One of Scotland's leading traditional singers, Sheena Wellington, is celebrating following the announcement that she has been named National Speaker of the Year 2001 by the Association of Speakers' Clubs.
While many across the country will remember East Neuk-based Sheena for her singing of Burns's A Man's a Man for a' That to herald the opening in 1999 of the Scottish Parliament, they may be surprised to learn that she is also a fluent, witty and inspirational public speaker.
Very much in demand for after-dinner speeches, conferences and, of course, Burns suppers, Sheena was nominated for the award by Denny Speakers' Club.
From her home in Largoward, Dundee-born Sheena said yesterday that nominations for the title are received from member clubs of the association and are then voted on by members of the United Kingdom wide organisation's 150 clubs.
She is following in the footsteps of television star Patricia Routledge, the winner in 2000, and among her other famous predecessors are Kirsty Wark, Victoria Wood, Tony Benn, Kate Adie and Sir Peter Ustinov.
A regular broadcaster on the BBC and in demand as a lecturer, writer, song teacher and consultant on traditional music, Sheena has played a leading role in the fight for recognition, status and improved funding for Scotland's traditional arts. In 1992 she became the first traditional musician to be appointed to the important Music Committee of the Scottish Arts Council.
In recognition of her achievements, Sheena was awarded honorary life membership of the TMSA and is a Fellow of the Society of Antiquaries of Scotland.

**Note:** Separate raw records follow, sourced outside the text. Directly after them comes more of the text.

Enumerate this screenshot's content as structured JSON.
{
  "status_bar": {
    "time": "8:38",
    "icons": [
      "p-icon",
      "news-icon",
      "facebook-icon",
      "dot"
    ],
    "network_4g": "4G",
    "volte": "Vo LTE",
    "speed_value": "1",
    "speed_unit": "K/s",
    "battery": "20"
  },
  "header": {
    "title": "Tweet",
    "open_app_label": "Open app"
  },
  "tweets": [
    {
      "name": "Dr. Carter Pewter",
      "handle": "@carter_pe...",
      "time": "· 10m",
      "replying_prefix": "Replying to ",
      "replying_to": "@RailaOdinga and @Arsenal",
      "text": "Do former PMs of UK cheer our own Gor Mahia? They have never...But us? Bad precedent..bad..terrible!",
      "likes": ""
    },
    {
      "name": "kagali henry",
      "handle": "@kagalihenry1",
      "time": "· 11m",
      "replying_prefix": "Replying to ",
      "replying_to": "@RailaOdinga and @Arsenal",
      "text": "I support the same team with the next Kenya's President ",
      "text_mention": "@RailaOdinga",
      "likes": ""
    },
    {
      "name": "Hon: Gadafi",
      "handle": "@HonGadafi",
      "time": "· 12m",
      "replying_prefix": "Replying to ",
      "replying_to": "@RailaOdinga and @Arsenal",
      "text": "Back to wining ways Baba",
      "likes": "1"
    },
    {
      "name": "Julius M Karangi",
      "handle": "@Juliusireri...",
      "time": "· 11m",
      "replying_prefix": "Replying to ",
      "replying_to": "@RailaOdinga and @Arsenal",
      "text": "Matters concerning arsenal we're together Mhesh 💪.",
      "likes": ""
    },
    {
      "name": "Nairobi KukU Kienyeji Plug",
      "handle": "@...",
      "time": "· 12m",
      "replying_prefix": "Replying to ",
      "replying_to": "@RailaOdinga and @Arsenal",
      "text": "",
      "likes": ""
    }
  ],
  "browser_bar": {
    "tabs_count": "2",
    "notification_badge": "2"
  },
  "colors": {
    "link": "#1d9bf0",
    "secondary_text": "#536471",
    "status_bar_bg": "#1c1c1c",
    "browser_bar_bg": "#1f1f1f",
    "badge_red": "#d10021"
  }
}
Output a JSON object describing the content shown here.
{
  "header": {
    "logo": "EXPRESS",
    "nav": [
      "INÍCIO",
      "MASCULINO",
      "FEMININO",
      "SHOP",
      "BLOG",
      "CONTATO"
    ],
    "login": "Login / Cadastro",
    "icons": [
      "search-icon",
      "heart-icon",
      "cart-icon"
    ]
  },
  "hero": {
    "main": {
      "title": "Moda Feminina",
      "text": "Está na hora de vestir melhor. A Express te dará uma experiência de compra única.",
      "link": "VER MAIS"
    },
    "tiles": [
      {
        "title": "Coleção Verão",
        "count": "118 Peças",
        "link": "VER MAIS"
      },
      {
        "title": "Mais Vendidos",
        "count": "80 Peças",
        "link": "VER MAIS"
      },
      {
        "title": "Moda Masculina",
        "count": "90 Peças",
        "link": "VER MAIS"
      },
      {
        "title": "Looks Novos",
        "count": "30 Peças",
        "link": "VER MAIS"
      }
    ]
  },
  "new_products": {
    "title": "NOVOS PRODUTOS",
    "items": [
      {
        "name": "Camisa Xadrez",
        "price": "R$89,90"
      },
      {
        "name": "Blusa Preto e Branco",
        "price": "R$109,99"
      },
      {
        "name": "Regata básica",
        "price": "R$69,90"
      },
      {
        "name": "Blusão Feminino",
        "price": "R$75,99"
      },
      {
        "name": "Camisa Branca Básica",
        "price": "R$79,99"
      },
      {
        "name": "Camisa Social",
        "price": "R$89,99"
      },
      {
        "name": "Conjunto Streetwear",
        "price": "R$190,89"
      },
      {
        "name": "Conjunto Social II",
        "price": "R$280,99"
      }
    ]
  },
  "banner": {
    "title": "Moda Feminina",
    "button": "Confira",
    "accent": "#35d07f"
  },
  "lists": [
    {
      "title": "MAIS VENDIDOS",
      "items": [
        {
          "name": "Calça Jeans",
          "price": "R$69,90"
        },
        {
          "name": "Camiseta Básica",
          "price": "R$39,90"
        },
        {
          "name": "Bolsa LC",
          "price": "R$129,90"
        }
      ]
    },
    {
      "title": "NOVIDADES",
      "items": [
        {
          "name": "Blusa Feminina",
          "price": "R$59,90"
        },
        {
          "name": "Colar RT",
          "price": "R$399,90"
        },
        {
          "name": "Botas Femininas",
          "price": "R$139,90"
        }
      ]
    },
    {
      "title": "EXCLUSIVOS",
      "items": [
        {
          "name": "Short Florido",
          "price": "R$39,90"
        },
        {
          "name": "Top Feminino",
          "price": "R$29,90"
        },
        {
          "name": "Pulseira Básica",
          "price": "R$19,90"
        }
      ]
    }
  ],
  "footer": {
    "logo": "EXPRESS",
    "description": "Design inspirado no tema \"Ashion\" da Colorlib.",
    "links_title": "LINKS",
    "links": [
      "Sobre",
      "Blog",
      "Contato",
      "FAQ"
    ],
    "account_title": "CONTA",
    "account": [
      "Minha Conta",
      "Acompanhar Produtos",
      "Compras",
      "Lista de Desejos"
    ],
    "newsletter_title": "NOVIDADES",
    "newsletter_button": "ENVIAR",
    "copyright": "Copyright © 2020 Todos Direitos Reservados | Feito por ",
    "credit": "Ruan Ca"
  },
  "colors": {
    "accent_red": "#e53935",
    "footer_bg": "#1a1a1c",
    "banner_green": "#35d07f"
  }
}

She was appointed traditional arts development officer for Fife Council in December 1997, the first post of its kind in Scotland.
Taken from "The Courier", Thursday June 14, 2001